The chefs do show their frustration as they get waylaid by various things that are literally thrown at them, but they’re mostly good-natured about getting hit by squirts of rainbow syrup or having to plate their dishes with plastic spiders on it. And, if the judges are believed, they generally come up with good results, even if the plate contains some of the (mostly edible, thankfully) crap that rains down on them.

But the format of the show, which plays out over a quick 20 minutes without commercials, is designed to emphasize the distractions, not the technique of the chefs. And it seems that the seemingly clueless helpers aren’t a distraction at all, because the chefs do a good job of giving them instructions despite the distractions. It makes for a frustrating watch if you’re at all interested in the techniques these chefs use, but at least the episodes aren’t padded with banter between chefs or visits from the judges, like you see in other cooking compeititions.

We just wish the winners, after going through all of this, got more than just a certificate saying they won and some sort of prize that looks like it would have been something you could get with 200 tickets at Dave & Busters — a pot of “gold” candy coins in the first episode, and plastic vampire teeth in the second.

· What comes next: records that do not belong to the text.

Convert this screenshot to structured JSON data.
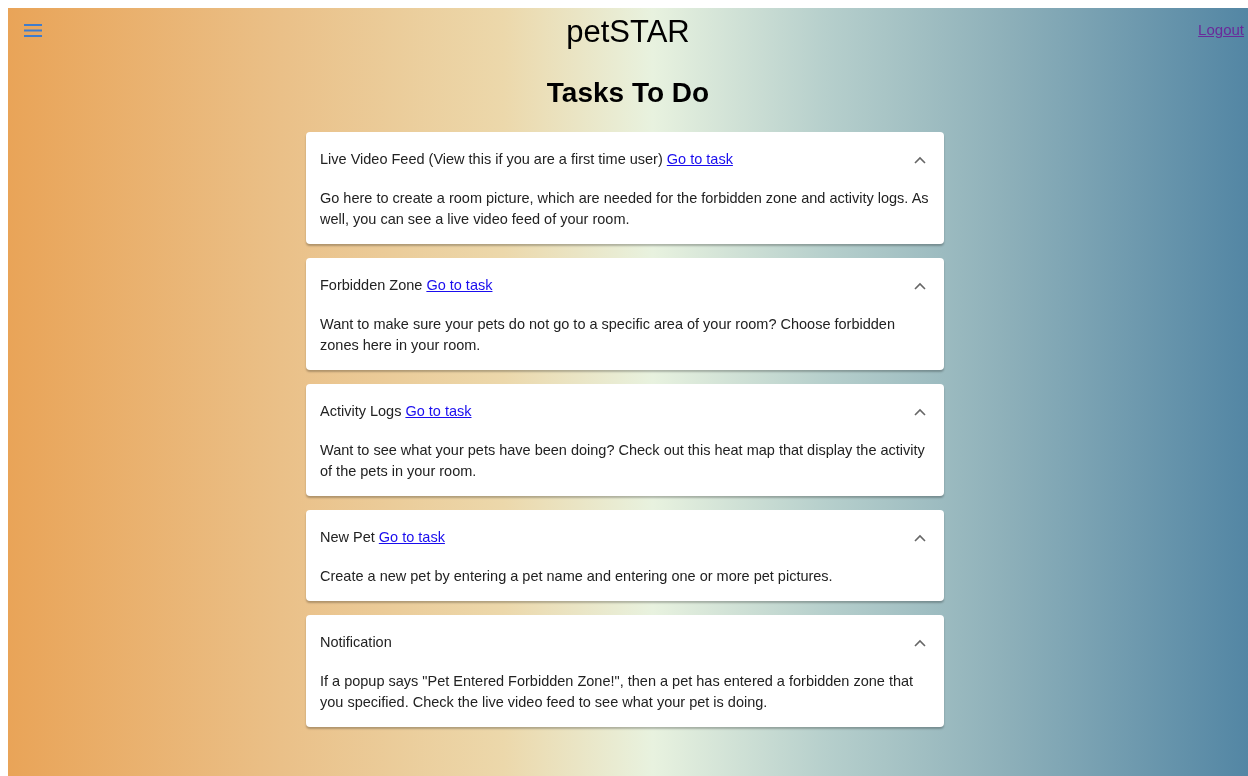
{
  "header": {
    "title": "petSTAR",
    "logout": "Logout"
  },
  "heading": "Tasks To Do",
  "tasks": [
    {
      "title": "Live Video Feed (View this if you are a first time user)",
      "link": "Go to task",
      "expanded": true,
      "description": "Go here to create a room picture, which are needed for the forbidden zone and activity logs. As well, you can see a live video feed of your room."
    },
    {
      "title": "Forbidden Zone",
      "link": "Go to task",
      "expanded": true,
      "description": "Want to make sure your pets do not go to a specific area of your room? Choose forbidden zones here in your room."
    },
    {
      "title": "Activity Logs",
      "link": "Go to task",
      "expanded": true,
      "description": "Want to see what your pets have been doing? Check out this heat map that display the activity of the pets in your room."
    },
    {
      "title": "New Pet",
      "link": "Go to task",
      "expanded": true,
      "description": "Create a new pet by entering a pet name and entering one or more pet pictures."
    },
    {
      "title": "Notification",
      "expanded": true,
      "description": "If a popup says \"Pet Entered Forbidden Zone!\", then a pet has entered a forbidden zone that you specified. Check the live video feed to see what your pet is doing."
    }
  ]
}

Sex and Skin: The obligatory food porn shots, which of course have the evidence of all the stuff that was thrown at the teams included, whether it’s confetti, plastic bugs or splatters of fake blood.

Parting Shot: The winners display their “prizes” and say, “We’re the masters of disaster!”

Sleeper Star: We would have liked to have seen the cameras pull back and show the crew members on the catwalks above the soundstage pouring the syrup, throwing the spiders, or dangling the clouds in front of the chefs’ faces. They’re the real heroes of this show.

Most Pilot-y Line: The whole show is one big “Pilot-y Line”, to be honest.

Our Call: SKIP IT. Sure, Recipe For Disaster is a pretty quick, harmless watch. But there are better cooking competition shows out there, even ones that play things up for laughs.

Joel Keller (@joelkeller) writes about food, entertainment, parenting and tech, but he doesn’t kid himself: he’s a TV junkie. His writing has appeared in the New York Times, Slate, Salon, RollingStone.com, VanityFair.com, Fast Company and elsewhere.